[Dataset rows for apps and sites]
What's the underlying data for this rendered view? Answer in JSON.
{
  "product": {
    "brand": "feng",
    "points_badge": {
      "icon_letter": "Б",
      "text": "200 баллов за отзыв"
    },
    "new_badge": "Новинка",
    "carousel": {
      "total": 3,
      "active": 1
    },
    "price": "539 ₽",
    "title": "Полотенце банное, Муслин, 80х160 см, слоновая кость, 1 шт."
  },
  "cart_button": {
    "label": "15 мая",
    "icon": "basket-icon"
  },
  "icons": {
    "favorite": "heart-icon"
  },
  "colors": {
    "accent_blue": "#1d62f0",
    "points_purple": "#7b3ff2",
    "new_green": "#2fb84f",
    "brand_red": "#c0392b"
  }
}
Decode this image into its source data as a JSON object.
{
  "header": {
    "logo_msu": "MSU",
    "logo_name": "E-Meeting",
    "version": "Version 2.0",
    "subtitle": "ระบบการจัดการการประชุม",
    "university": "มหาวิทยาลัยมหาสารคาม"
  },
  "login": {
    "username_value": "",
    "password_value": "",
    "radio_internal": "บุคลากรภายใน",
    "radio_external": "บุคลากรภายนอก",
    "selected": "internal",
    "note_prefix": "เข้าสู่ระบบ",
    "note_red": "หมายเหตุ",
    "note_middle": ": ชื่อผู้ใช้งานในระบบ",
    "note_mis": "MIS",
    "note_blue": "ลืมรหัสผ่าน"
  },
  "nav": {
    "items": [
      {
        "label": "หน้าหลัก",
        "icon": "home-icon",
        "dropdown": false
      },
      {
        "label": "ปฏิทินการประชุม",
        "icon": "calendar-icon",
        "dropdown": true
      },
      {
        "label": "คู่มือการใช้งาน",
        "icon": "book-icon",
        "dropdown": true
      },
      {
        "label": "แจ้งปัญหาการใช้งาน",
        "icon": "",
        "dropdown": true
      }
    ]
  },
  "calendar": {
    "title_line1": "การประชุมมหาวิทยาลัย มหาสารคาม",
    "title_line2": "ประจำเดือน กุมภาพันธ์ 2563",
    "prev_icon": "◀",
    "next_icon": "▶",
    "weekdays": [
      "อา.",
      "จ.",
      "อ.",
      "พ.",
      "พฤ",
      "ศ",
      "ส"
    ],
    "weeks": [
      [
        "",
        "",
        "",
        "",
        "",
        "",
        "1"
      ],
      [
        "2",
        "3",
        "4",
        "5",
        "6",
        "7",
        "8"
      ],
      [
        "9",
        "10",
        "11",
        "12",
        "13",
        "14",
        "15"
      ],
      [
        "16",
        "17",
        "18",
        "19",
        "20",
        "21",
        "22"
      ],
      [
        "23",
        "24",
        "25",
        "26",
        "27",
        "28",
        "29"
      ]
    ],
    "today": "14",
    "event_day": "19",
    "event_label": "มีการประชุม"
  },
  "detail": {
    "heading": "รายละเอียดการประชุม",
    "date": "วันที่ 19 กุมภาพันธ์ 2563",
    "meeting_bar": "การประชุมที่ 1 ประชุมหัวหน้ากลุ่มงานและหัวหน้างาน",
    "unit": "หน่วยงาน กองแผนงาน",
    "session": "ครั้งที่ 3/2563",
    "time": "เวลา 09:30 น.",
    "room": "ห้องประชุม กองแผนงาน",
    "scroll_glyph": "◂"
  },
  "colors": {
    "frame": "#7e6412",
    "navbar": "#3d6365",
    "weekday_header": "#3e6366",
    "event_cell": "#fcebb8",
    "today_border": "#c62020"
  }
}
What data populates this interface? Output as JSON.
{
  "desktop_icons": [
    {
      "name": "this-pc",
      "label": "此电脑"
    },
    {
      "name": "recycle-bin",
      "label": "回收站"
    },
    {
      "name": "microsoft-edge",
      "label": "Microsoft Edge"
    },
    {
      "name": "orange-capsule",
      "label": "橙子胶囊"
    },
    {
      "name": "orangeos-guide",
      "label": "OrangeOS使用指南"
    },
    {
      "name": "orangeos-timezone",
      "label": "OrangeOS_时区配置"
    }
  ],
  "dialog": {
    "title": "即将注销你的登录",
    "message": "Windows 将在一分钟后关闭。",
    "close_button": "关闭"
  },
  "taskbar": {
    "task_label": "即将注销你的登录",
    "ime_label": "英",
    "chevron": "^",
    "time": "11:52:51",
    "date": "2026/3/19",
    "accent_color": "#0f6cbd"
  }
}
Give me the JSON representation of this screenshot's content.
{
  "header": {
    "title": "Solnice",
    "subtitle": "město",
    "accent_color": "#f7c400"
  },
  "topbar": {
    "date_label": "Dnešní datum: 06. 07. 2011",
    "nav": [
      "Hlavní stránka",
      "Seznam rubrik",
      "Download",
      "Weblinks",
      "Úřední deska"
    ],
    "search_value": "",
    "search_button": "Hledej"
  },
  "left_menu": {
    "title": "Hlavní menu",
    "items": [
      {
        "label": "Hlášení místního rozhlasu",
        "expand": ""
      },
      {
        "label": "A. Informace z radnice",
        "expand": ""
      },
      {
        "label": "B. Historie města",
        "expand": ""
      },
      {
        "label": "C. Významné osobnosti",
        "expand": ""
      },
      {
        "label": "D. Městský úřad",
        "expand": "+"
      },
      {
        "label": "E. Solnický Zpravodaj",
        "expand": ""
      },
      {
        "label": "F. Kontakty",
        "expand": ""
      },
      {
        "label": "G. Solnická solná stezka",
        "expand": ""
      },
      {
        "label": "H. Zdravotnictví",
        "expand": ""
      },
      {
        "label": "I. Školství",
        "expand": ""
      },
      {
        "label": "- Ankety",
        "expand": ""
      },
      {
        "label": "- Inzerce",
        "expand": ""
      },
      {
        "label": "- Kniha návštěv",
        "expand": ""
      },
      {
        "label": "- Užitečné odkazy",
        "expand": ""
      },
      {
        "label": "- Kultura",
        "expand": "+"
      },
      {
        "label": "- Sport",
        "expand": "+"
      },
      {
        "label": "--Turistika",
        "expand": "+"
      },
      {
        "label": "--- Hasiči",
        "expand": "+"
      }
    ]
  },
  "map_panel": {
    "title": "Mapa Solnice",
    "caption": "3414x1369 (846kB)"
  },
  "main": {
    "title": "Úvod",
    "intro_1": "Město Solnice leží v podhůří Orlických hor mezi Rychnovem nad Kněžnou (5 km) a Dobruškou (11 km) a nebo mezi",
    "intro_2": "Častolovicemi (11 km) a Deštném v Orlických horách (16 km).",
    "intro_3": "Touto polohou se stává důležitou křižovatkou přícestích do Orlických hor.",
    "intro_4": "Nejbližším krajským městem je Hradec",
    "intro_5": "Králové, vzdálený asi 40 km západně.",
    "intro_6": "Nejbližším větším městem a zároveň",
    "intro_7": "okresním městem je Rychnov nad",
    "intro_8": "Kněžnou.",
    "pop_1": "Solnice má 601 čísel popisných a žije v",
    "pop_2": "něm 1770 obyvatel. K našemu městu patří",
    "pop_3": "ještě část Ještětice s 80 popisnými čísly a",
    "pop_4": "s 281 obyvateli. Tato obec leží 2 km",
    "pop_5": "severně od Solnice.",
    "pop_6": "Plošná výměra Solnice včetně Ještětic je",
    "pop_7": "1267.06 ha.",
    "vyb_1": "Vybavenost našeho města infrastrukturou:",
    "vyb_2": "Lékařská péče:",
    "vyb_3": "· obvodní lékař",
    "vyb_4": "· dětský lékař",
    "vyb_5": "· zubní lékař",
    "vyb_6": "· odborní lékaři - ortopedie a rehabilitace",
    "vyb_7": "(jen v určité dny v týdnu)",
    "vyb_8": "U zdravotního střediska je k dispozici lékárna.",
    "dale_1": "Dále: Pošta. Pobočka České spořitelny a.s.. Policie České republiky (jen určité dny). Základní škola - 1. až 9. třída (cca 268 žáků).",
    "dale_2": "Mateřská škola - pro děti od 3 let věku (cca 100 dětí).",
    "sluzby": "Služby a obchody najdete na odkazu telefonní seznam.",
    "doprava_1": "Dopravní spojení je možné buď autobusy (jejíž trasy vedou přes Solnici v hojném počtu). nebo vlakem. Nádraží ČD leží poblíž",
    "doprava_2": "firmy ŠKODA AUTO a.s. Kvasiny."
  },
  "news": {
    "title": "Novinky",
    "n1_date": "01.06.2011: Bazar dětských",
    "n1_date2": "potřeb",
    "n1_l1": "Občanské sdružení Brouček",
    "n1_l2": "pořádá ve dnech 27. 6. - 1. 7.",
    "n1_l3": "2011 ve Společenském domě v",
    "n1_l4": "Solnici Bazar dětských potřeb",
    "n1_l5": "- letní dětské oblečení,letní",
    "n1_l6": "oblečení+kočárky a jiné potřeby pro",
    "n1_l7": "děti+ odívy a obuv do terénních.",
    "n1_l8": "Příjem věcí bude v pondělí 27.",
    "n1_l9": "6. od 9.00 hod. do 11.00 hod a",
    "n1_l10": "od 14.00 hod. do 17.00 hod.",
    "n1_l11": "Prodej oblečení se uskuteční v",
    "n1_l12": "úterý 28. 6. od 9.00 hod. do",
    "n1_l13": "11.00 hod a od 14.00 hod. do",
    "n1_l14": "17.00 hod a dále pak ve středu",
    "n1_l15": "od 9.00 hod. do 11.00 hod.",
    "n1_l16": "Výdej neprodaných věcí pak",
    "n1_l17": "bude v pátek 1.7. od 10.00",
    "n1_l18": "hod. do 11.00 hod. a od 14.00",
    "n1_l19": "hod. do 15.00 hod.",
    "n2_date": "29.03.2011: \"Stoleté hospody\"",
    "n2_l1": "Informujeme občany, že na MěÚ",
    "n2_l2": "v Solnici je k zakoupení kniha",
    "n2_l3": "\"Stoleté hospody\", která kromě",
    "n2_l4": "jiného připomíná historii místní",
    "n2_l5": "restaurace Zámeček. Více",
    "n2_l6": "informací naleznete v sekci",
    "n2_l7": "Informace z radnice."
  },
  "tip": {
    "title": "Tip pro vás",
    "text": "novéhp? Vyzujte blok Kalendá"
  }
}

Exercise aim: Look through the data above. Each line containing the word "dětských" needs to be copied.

Your response:
    "n1_date": "01.06.2011: Bazar dětských",
    "n1_l4": "Solnici Bazar dětských potřeb",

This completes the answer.